Since his inauguration, the former businessman and reality TV star has tweeted more than 11,000 times. The New York Times has reviewed every single Trump tweet, as well as the more than hundreds of Twitter accounts he has retweeted. Some of those accounts belong to propaganda and extremist groups that have since been suspended by Twitter, according to the Times.
Noting Trump’s success, some experts suspect campaigns are looking at ways to amplify messaging without using paid tactics. The difference: they’re planning to use authentic, old-school grassroots tactics such as targeted events, rallies and media opps in key markets.
"By activating on-the-ground, you can amplify your brand on these digital platforms like Twitter the same way you would if you were paying for an ad," says Sam Myers, president of BCW grassroots agency Direct Impact and a former staffer on the Obama for America and Hillary for America campaigns.

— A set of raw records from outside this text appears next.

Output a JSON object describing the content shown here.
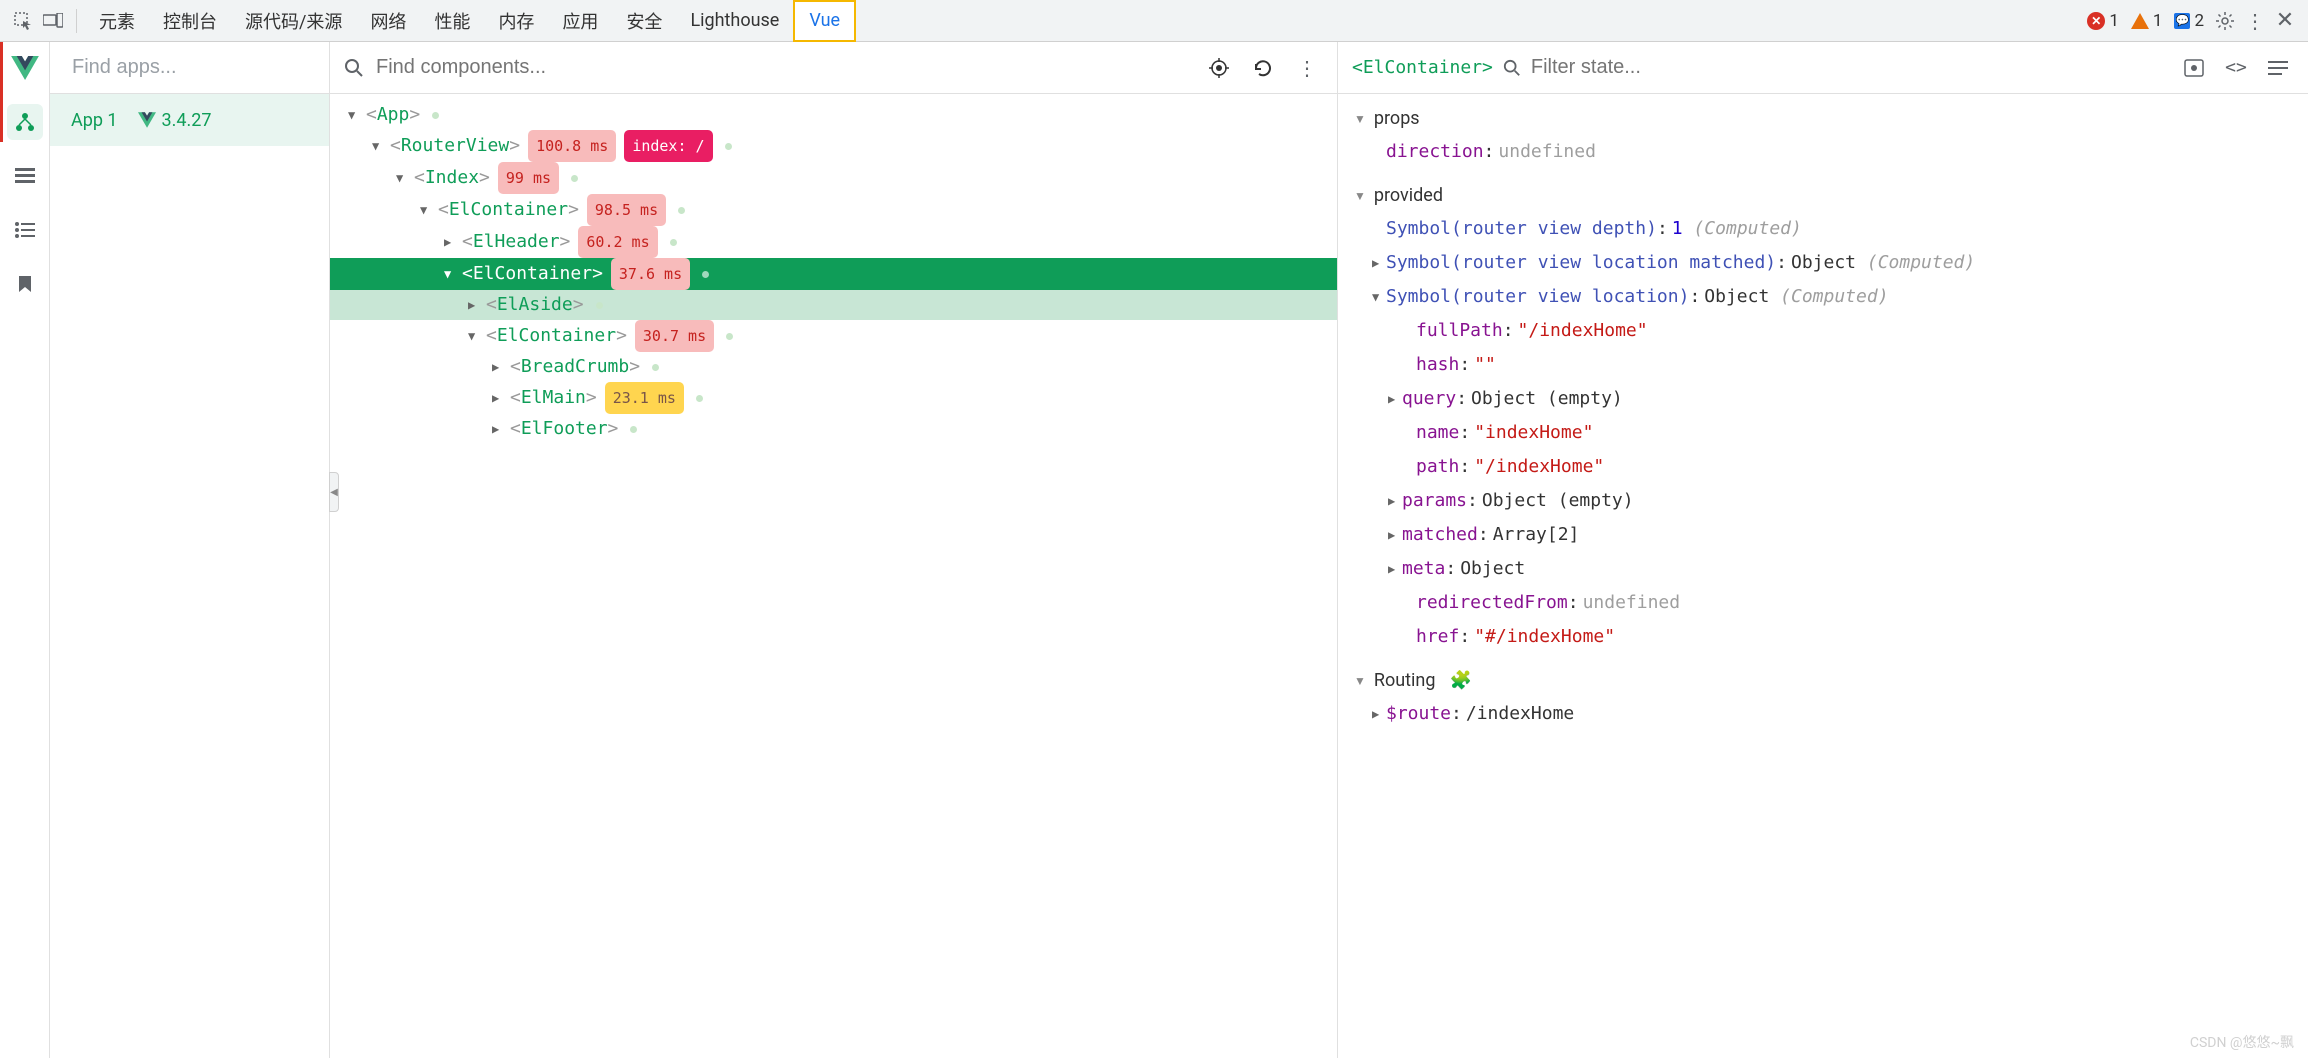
{
  "devtools": {
    "tabs": [
      "元素",
      "控制台",
      "源代码/来源",
      "网络",
      "性能",
      "内存",
      "应用",
      "安全",
      "Lighthouse",
      "Vue"
    ],
    "active_tab": "Vue",
    "errors": "1",
    "warnings": "1",
    "info": "2"
  },
  "apps": {
    "search_placeholder": "Find apps...",
    "app_name": "App 1",
    "vue_version": "3.4.27"
  },
  "components": {
    "search_placeholder": "Find components...",
    "tree": {
      "app": "App",
      "routerview": "RouterView",
      "routerview_ms": "100.8 ms",
      "routerview_path": "index: /",
      "index": "Index",
      "index_ms": "99 ms",
      "elcontainer1": "ElContainer",
      "elcontainer1_ms": "98.5 ms",
      "elheader": "ElHeader",
      "elheader_ms": "60.2 ms",
      "elcontainer2": "ElContainer",
      "elcontainer2_ms": "37.6 ms",
      "elaside": "ElAside",
      "elcontainer3": "ElContainer",
      "elcontainer3_ms": "30.7 ms",
      "breadcrumb": "BreadCrumb",
      "elmain": "ElMain",
      "elmain_ms": "23.1 ms",
      "elfooter": "ElFooter"
    }
  },
  "state": {
    "selected": "<ElContainer>",
    "filter_placeholder": "Filter state...",
    "sections": {
      "props": "props",
      "provided": "provided",
      "routing": "Routing"
    },
    "props": {
      "direction_key": "direction",
      "direction_val": "undefined"
    },
    "provided": {
      "sym_depth": "Symbol(router view depth)",
      "sym_depth_val": "1",
      "computed": "(Computed)",
      "sym_loc_matched": "Symbol(router view location matched)",
      "sym_loc_matched_val": "Object",
      "sym_loc": "Symbol(router view location)",
      "sym_loc_val": "Object",
      "fullPath_k": "fullPath",
      "fullPath_v": "\"/indexHome\"",
      "hash_k": "hash",
      "hash_v": "\"\"",
      "query_k": "query",
      "query_v": "Object (empty)",
      "name_k": "name",
      "name_v": "\"indexHome\"",
      "path_k": "path",
      "path_v": "\"/indexHome\"",
      "params_k": "params",
      "params_v": "Object (empty)",
      "matched_k": "matched",
      "matched_v": "Array[2]",
      "meta_k": "meta",
      "meta_v": "Object",
      "redirected_k": "redirectedFrom",
      "redirected_v": "undefined",
      "href_k": "href",
      "href_v": "\"#/indexHome\""
    },
    "routing": {
      "route_k": "$route",
      "route_v": "/indexHome"
    }
  },
  "watermark": "CSDN @悠悠~飘"
}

He points to Sen. Kamala Harris (D-CA), who arrived at the Iowa Democratic Party’s Liberty and Justice Celebration dancing with a drum corps.
Sen. Kamala Harris dances her way into Wells Fargo Arena for tonight’s Iowa Democratic Party event. pic.twitter.com/Kq9o8ZWcMt— Dan Merica (@merica) November 1, 2019
"It garnered incredible earned media across all digital platforms," says Myers. "So there are still ways to break through by investing in solutions on the ground."
Campaigns could also do more targeted outreach to media whose reporters and followers have robust Twitter presences. "I will be curious to see if campaigns evolve to include more tech-focused outlets in their outreach, like the Wireds and TechCrunchs of the world, and if this causes them to be more a force," he says.
Programmatic ads and video: A ‘strong alternative’
Twitter is valuable to political campaigns for reasons other than just firing up the base. From Twitter ads, a campaign can glean real-time insights on a highly specified target that go beyond aggregate metrics. With tweaks, ads can strengthen support and avoid giving fuel to the opposition.
"Twitter gives you a chance to see who is commenting and what they are saying," says Mac Struthers, global head of paid media at APCO Worldwide in Washington, DC. "This is invaluable to campaigns as they think about what works well in terms or reinforcing their messaging with their target audience."
With political ads off the table, he advises campaigns to turn to programmatic and video ads, calling them "a very strong alternative to Twitter in terms of targeting, control and the cost of media."
The challenge or drawback is the cost, time and talent it takes to build the creative to specific specs.
"For campaigns that are well-funded, I think that they’ll lose a degree of insight, but largely they’ll be able to shift and leverage programmatic to replace Twitter," says Struthers. "This is because they have budget to overcome both the less ease of use and the creative challenges, which allows them to keep the cost of media desirable, and to leverage even more robust targeting."
But for cash-strapped campaigns, he notes that "the Twitter ban will make things very hard on smaller campaigns."
"The impact to smaller campaigns is fewer working dollars going towards media and a reduced ability to reach key voters," says Struthers.